**** Excerpted records ****
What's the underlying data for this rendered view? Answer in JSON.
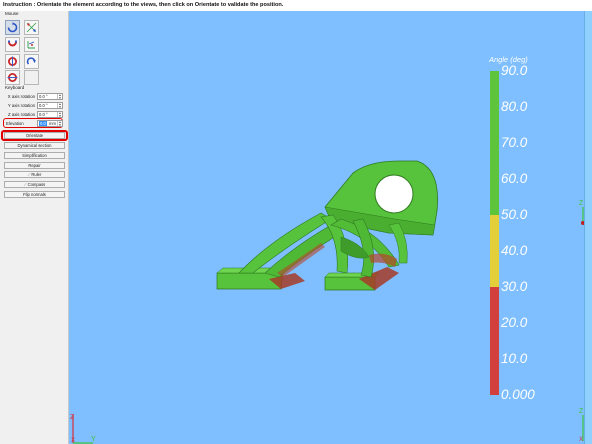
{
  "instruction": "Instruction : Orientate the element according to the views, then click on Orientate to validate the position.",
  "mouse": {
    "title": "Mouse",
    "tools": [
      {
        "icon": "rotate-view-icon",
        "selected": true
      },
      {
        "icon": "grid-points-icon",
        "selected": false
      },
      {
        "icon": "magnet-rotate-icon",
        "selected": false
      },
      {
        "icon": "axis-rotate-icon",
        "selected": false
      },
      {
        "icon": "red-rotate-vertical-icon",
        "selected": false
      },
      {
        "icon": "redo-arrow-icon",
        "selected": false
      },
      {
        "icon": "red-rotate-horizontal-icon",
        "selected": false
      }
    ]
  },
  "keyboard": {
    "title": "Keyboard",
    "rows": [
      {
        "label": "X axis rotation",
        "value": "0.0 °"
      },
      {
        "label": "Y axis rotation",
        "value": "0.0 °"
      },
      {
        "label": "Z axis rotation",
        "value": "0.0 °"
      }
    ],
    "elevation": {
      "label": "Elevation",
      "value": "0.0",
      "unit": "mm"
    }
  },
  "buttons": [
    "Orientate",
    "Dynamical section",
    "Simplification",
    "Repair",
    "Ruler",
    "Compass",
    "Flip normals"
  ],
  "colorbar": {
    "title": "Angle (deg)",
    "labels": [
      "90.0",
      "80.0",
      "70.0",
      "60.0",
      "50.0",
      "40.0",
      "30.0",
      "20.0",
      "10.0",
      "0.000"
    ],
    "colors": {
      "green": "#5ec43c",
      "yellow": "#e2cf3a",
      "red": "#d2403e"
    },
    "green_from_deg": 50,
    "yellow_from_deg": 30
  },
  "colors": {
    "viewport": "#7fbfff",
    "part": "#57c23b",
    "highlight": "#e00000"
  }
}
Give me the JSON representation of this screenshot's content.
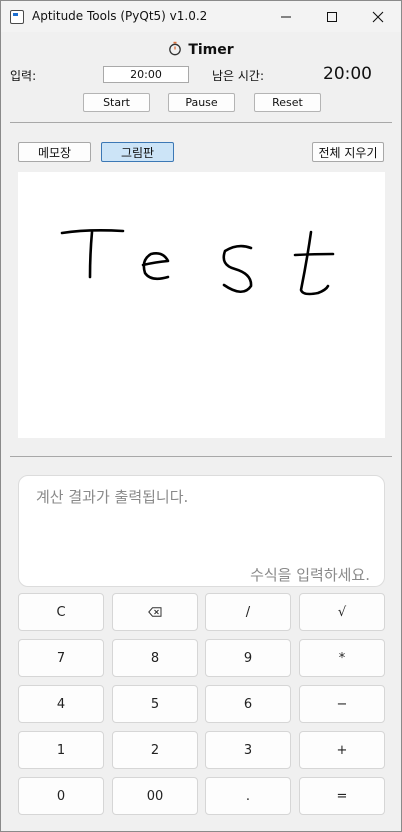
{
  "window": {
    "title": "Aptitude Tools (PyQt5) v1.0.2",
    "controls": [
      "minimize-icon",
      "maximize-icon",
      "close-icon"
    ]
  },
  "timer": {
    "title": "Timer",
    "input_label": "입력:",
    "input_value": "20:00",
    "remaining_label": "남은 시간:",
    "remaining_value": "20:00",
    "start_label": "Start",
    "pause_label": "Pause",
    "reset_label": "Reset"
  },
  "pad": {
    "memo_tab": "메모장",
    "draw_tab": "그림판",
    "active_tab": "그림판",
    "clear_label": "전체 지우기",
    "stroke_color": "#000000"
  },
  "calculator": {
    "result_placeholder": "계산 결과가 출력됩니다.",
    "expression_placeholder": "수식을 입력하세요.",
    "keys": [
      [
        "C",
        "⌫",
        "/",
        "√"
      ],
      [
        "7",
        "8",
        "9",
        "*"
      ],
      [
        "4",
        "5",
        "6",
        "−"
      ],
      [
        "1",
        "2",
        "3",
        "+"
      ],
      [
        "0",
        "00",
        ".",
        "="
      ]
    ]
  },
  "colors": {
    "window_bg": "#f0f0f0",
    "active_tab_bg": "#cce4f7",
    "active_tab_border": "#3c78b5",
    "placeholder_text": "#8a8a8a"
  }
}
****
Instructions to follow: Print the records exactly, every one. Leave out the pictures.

Solution:
What's the underlying data for this rendered view? Answer in JSON.
{
  "instruction": "Instruction : Orientate the element according to the views, then click on Orientate to validate the position.",
  "mouse": {
    "title": "Mouse",
    "tools": [
      {
        "icon": "rotate-view-icon",
        "selected": true
      },
      {
        "icon": "grid-points-icon",
        "selected": false
      },
      {
        "icon": "magnet-rotate-icon",
        "selected": false
      },
      {
        "icon": "axis-rotate-icon",
        "selected": false
      },
      {
        "icon": "red-rotate-vertical-icon",
        "selected": false
      },
      {
        "icon": "redo-arrow-icon",
        "selected": false
      },
      {
        "icon": "red-rotate-horizontal-icon",
        "selected": false
      }
    ]
  },
  "keyboard": {
    "title": "Keyboard",
    "rows": [
      {
        "label": "X axis rotation",
        "value": "0.0 °"
      },
      {
        "label": "Y axis rotation",
        "value": "0.0 °"
      },
      {
        "label": "Z axis rotation",
        "value": "0.0 °"
      }
    ],
    "elevation": {
      "label": "Elevation",
      "value": "0.0",
      "unit": "mm"
    }
  },
  "buttons": [
    "Orientate",
    "Dynamical section",
    "Simplification",
    "Repair",
    "Ruler",
    "Compass",
    "Flip normals"
  ],
  "colorbar": {
    "title": "Angle (deg)",
    "labels": [
      "90.0",
      "80.0",
      "70.0",
      "60.0",
      "50.0",
      "40.0",
      "30.0",
      "20.0",
      "10.0",
      "0.000"
    ],
    "colors": {
      "green": "#5ec43c",
      "yellow": "#e2cf3a",
      "red": "#d2403e"
    },
    "green_from_deg": 50,
    "yellow_from_deg": 30
  },
  "colors": {
    "viewport": "#7fbfff",
    "part": "#57c23b",
    "highlight": "#e00000"
  }
}
Give me the JSON representation of this screenshot's content.
{
  "window": {
    "title": "Aptitude Tools (PyQt5) v1.0.2",
    "controls": [
      "minimize-icon",
      "maximize-icon",
      "close-icon"
    ]
  },
  "timer": {
    "title": "Timer",
    "input_label": "입력:",
    "input_value": "20:00",
    "remaining_label": "남은 시간:",
    "remaining_value": "20:00",
    "start_label": "Start",
    "pause_label": "Pause",
    "reset_label": "Reset"
  },
  "pad": {
    "memo_tab": "메모장",
    "draw_tab": "그림판",
    "active_tab": "그림판",
    "clear_label": "전체 지우기",
    "stroke_color": "#000000"
  },
  "calculator": {
    "result_placeholder": "계산 결과가 출력됩니다.",
    "expression_placeholder": "수식을 입력하세요.",
    "keys": [
      [
        "C",
        "⌫",
        "/",
        "√"
      ],
      [
        "7",
        "8",
        "9",
        "*"
      ],
      [
        "4",
        "5",
        "6",
        "−"
      ],
      [
        "1",
        "2",
        "3",
        "+"
      ],
      [
        "0",
        "00",
        ".",
        "="
      ]
    ]
  },
  "colors": {
    "window_bg": "#f0f0f0",
    "active_tab_bg": "#cce4f7",
    "active_tab_border": "#3c78b5",
    "placeholder_text": "#8a8a8a"
  }
}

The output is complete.